Michael Avenatti 

Celebrity attorney Michael Avenatti threatened to go public with alleged evidence of illicit payments by Nike Inc. to players in youth basketball leagues — even if doing so ruined the athletes’ careers, a company lawyer said of a New York meeting last year.

Avenatti, on trial for allegedly trying to extort millions of dollars from Nike, used expletive-laden language at the March 19 negotiation to say that nothing would prevent him from making the disclosures, unless the shoe and apparel maker paid him, Scott R. Wilson told a federal jury in Manhattan on Thursday.

Avenatti said he’d spark “a massive media scandal for Nike,” said Wilson, who at the time worked for the law firm Boies Schiller Flexner LLP. “He leaned forward and said, ‘I don’t give a f–k about these kids,” according to Wilson, the trial’s first witness.

The 48-year-old Avenatti gained a national profile while representing pornographic-film actress Stormy Daniels in a lawsuit against President Donald Trump. He’s accused of trying to shake down Nike by demanding the company pay him as much as $25 million to conduct an internal probe of the payments, while seeking $1.5 million for his client, California youth basketball coach Gary Franklin.

At the meeting, Avenatti and his colleague, Mark Geragos, presented Wilson with allegedly incriminating invoices and redacted bank statements from Franklin, according to Wilson. Avenatti said the coach wanted to root out alleged corruption at Nike.

Wilson also testified that he was familiar with Franklin’s work with Nike before his meetings with Avenatti, because the company had already been providing federal agents with documents pertaining to Franklin in response to a 2017 subpoena.

Nike, based in Beaverton, Oregon, has been cooperating with federal authorities in New York who are investigating the same types of payments at issue in the Avenatti case. The probe resulted in a former Adidas AG executive being sentenced to nine months in prison.

Avenatti argues Nike made a false claim of extortion against him to distract from the company’s allegedly illegal behavior, and that the case was politically motivated because Avenatti was a high-profile public nemesis of Trump.

Wilson testified that he waffled when Avenatti made his demands during the March meeting, given that Nike was already cooperating with the government on the matter.

“He responded, in essence, ‘if you thought it was bad for Adidas, it’ll be a lot worse for Nike,’ ” said Wilson, who now is an attorney at DLA Piper LLP and still represents Nike.

Wilson said he reported Avenatti’s demands to federal agents within hours of the meeting. After that, he wore a wire and secretly made video recordings of later meetings with Avenatti, who was arrested outside Boies Schiller’s offices in Manhattan.

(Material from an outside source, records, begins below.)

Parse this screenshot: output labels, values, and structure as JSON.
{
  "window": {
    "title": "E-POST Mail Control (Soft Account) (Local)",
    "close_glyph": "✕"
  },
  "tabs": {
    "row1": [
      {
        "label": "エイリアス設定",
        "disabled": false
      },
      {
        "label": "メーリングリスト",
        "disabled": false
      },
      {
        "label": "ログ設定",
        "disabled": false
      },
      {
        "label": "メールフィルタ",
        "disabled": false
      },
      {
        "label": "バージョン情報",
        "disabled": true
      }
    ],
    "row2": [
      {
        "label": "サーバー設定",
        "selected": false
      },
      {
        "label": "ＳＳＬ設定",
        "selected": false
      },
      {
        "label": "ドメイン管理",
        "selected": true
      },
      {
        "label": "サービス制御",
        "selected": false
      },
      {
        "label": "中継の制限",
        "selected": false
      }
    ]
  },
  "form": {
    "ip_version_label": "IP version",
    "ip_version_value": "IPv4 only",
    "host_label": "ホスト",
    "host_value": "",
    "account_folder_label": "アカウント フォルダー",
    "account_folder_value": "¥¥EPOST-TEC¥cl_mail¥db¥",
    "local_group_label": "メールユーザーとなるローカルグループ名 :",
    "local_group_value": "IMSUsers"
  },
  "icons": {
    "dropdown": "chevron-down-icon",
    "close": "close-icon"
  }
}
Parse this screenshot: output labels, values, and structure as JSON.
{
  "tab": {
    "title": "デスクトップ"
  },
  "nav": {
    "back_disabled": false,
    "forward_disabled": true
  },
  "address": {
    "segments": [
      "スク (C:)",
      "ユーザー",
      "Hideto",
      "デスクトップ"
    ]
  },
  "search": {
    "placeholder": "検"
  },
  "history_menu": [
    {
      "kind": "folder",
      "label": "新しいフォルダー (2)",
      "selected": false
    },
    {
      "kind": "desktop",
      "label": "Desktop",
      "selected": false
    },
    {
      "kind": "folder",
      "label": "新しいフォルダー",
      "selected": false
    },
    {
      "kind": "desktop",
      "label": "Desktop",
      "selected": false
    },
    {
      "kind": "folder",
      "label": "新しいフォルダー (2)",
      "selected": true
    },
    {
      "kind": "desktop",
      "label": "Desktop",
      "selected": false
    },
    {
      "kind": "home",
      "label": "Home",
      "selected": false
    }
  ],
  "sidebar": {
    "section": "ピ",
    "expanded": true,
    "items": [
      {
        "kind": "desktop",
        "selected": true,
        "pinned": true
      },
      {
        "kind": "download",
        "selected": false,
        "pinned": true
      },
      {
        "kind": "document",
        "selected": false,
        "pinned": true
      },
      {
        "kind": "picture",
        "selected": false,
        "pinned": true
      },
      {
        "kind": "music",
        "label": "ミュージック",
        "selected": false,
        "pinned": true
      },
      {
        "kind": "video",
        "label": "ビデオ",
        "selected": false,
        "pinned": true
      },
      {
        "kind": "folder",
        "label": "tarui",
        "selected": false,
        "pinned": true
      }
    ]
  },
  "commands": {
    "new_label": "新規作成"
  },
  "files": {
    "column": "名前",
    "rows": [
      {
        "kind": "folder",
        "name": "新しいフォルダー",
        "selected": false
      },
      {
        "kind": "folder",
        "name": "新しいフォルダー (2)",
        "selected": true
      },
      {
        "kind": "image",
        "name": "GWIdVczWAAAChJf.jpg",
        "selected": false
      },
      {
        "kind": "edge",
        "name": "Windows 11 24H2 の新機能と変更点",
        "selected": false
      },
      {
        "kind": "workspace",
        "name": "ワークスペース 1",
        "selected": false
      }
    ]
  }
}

Jurors began listening to excerpts of one recorded call, including portions where Avenatti threatened to hold a press conference revealing his allegations the next day. He can be heard saying the disclosure would “take $10 billion off your client’s market cap.”

Wilson also testified that Avenatti told him if Nike hired a different law firm to conduct his requested internal investigation, the company would still have to pay Avenatti — double the amount paid to the other firm — “for no work.”